The skin of his back and his arms was like a plucked chicken's. A scar of 6 cm square, caused by the blast, was on his forehead and it took a long time to heal. The mark was shining after recovery. The upper parts of his ears were both gone, so he couldn't wear a mask. He smelled so terribly that he couldn't go out into a crowd for a while.

Later the mark of his scar got lighter. If he hadn't been exposed to the A-bombing, it would have been possible for him to live a different life. It was indeed regrettable. I'm greatly concerned about the future of his five bereaved children. We could not get support from the government after his death. Moreover, I am too old to support them.

A fellow soldier, Shigehisa Sugiyama, also passed away in February. I didn't expect that two fellows, helping and encouraging each other in the war, would die in the same year. I heard Sugiyama also had been taken care of in Hesaka.
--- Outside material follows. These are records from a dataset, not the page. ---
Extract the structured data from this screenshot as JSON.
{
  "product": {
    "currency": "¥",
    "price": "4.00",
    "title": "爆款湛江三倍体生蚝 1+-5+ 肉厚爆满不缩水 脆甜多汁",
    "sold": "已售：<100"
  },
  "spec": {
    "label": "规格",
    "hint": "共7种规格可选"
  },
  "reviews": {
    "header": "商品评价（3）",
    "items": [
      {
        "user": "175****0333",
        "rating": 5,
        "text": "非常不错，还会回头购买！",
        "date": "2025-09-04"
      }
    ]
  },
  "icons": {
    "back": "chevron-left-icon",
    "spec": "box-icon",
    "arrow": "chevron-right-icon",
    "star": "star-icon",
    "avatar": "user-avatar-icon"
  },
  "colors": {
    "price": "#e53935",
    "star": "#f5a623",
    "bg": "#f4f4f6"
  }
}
I'm sorry that my writing lacks coherence because I wrote as I thought. While I was writing this letter, I was overwhelmed with sadness. Therefore, I'm not sure whether I could express my ideas properly.

Please take good care of yourself.

Sincerely yours,
Tokue Sugihara

For a month after the A-bombing, he couldn't open his mouth with his face swollen. I fed him rice one grain by one grain and pouring soup into his mouth with a teaspoon. It took a long time to give him a meal.

Tokue Sugihara
July 17, 1976